In all the years I was married to a Czechoslovakian I learned a few Czech words. Bumbershoot is one of those words. I really don’t think it is a true Czech word. I rather believe it is a word his grandmother used. I think it is the cutest word. Bumbershoot. Just makes you smile when you say it. Okay it makes me smile. Of course I learned some of “those” words too. But! Yes an off colored “but.” I will not go into those words as some of them even make my face red. I just want to talk about bumbershoots.

I was in a new store recently in Eureka as it was the first day they were open. It is a cute antique store, Afterlife Antiques and Oddities, and among all goodies on display and for sale along with a stuffed raccoon eating from a box of junior mints, he’s aptly named, Junior Mints, were some old umbrellas, aka bumbershoots. Yes a bumbershoot is an umbrella. In the store a quick discussion came up about opening an umbrella while inside.

Superstitions are interesting to say the least. I’m among those who both believe and don’t believe in superstitions. To some extend I think most people find it all phooey. If you think about it though, the bad luck stories of black cats and walking under a ladder had to come from somewhere. I mean you can’t just make that stuff up. Or can you? A wonderment for sure.

Is it that you can’t come into a house with an open umbrella or is it that you can’t open it before you go outside? Both could be met with distain from the lady of the house. Coming into a house to get out of a rain storm where it’s raining hard enough to need an umbrella you risk getting the floor wet? A wet floor might lead to a slip and fall. Truly unlucky. On the other hand, opening an umbrella inside to keep rain from landing on your noggin when you step outside? Well let’s see. First off I can see opening a big ole thing with sticky out parts could put an eye out, as all mothers would say about BB guns. If you are in some fancy house with breakables near the door your bumbershoot could knock over some priceless do-dad handed down from the nearest five and dime store. Or something from great aunt Matilda who brought it over on the second ship after the Mayflower. Which ever kind of friends and family you have. Mine is of the five and dime family.
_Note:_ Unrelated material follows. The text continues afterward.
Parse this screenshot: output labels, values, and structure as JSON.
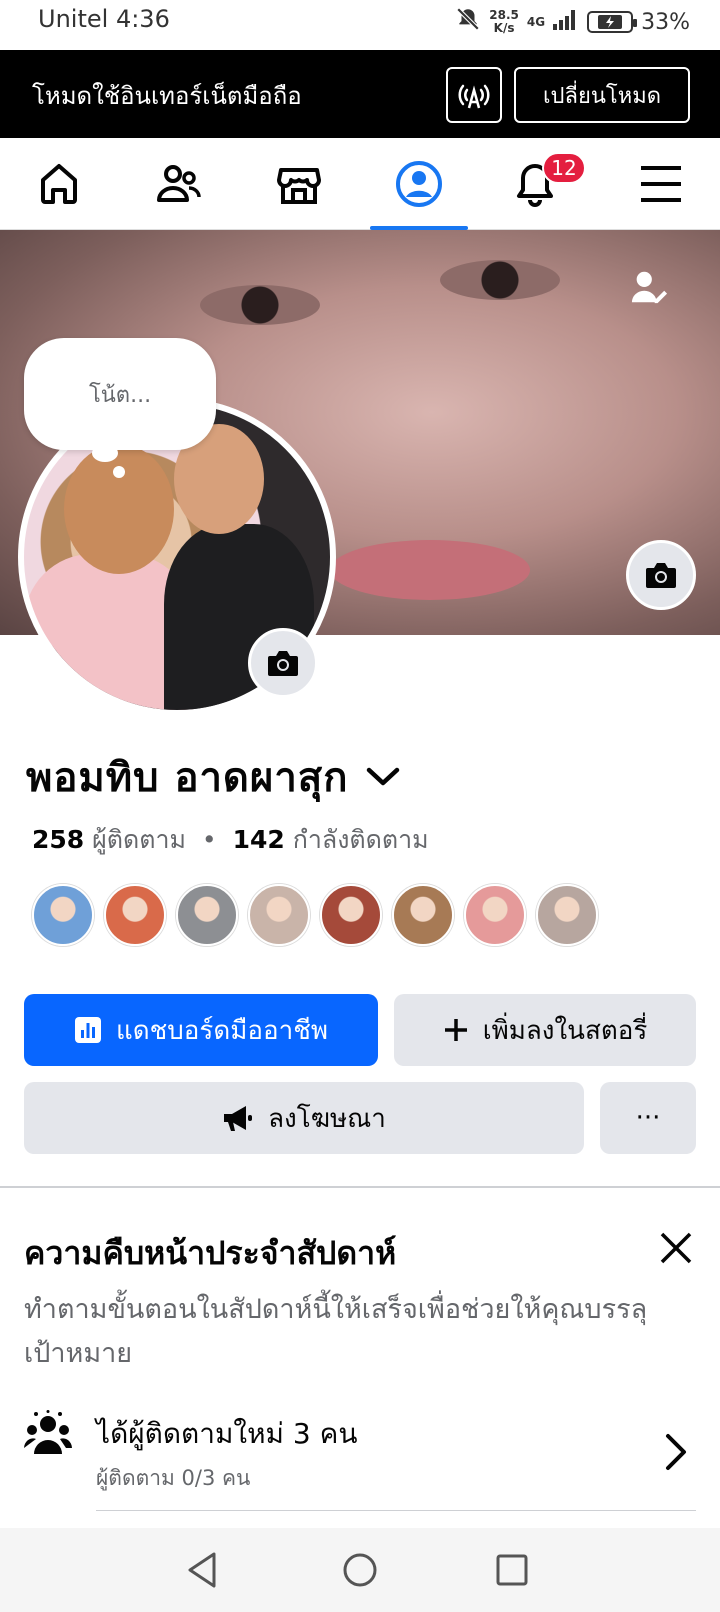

Do superstitions about umbrellas cover parasols too? The frilly little things ladies used to keep the sun off their delicate faces while they fluffed at themselves by waving a hankie under their chins. Oh and do the superstitions also include those hats that you can buy that have little umbrellas attached to them. Those hats you are most likely to see at a baseball game where they’re worn to keep the sun at bay from red faced fans. I do believe that the attached umbrellas on those umbrella topped hats have been detonated to full openness more than once inside a home.

I just talked to a friend who tried to school me that bumbershoot is a British slang word. No way. I shall still think of it as a grandma Machacek Czech word. It’s all in what you want and feel. I feel it is bad luck to open a bumbershoot inside a house. Then again I would rather go outside and dance in the rain instead of trying to keep it off my head. I mean, have you ever washed your hair with rain water? There was a reason people kept a “rain barrel” under the eaves of a house.

Of course I also believe that climbing the north side of a tree, while the sun is in the last hours of a summer day will result in a fall and a broken appendage.  Maybe not from falling out of that particular tree but at some point in your life.  Hey who said you couldn’t make this stuff up?

Dance in the rain, climb the north side of a tree, cross the path of a black cat. But for goodness sakes do not pick up a penny that is tails up until you turn it over and rub it on the ground first to rub off all the bad luck. Especially when it’s raining and you are carrying an open bumbershoot.

Trina lives in Eureka, Nevada. Her funny book, “They Call Me Weener” is available on Amazon.com or email her at itybytrina@yahoo.com to get a signed copy.